§ **ACTIVITY**: Once you reach the line containing "Extract the structured", reproduce it and every later line exactly, through the end of the data.

§ **RECORDS TO USE**:
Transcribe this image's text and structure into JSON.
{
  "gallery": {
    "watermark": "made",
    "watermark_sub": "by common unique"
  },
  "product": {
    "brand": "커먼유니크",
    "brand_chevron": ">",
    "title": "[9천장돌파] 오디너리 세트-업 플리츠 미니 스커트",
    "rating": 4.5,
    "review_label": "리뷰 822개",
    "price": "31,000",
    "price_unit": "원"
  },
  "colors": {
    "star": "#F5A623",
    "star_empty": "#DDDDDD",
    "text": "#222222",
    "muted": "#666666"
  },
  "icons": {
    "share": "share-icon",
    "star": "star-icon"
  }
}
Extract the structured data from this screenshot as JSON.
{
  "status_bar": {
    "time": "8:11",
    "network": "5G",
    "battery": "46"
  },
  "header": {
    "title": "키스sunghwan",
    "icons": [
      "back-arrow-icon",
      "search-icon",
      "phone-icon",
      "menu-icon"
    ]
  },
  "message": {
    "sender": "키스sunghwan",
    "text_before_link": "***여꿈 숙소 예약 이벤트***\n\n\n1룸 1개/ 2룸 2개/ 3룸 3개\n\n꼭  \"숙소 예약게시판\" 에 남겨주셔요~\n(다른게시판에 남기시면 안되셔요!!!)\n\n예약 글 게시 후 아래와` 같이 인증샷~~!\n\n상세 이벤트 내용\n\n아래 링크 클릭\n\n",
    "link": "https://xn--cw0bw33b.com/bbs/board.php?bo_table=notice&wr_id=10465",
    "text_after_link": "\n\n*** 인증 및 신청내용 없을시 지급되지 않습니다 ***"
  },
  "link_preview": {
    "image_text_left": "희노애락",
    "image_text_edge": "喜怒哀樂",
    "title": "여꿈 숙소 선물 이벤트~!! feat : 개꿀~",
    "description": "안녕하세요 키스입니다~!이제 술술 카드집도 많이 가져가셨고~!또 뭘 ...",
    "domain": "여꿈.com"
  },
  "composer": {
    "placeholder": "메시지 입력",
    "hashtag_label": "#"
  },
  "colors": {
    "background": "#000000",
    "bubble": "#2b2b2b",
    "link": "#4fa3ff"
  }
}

§ **OUTPUT FOR THIS TASK**:
Extract the structured data from this screenshot as JSON.
{
  "status_bar": {
    "time": "8:11",
    "network": "5G",
    "battery": "46"
  },
  "header": {
    "title": "키스sunghwan",
    "icons": [
      "back-arrow-icon",
      "search-icon",
      "phone-icon",
      "menu-icon"
    ]
  },
  "message": {
    "sender": "키스sunghwan",
    "text_before_link": "***여꿈 숙소 예약 이벤트***\n\n\n1룸 1개/ 2룸 2개/ 3룸 3개\n\n꼭  \"숙소 예약게시판\" 에 남겨주셔요~\n(다른게시판에 남기시면 안되셔요!!!)\n\n예약 글 게시 후 아래와` 같이 인증샷~~!\n\n상세 이벤트 내용\n\n아래 링크 클릭\n\n",
    "link": "https://xn--cw0bw33b.com/bbs/board.php?bo_table=notice&wr_id=10465",
    "text_after_link": "\n\n*** 인증 및 신청내용 없을시 지급되지 않습니다 ***"
  },
  "link_preview": {
    "image_text_left": "희노애락",
    "image_text_edge": "喜怒哀樂",
    "title": "여꿈 숙소 선물 이벤트~!! feat : 개꿀~",
    "description": "안녕하세요 키스입니다~!이제 술술 카드집도 많이 가져가셨고~!또 뭘 ...",
    "domain": "여꿈.com"
  },
  "composer": {
    "placeholder": "메시지 입력",
    "hashtag_label": "#"
  },
  "colors": {
    "background": "#000000",
    "bubble": "#2b2b2b",
    "link": "#4fa3ff"
  }
}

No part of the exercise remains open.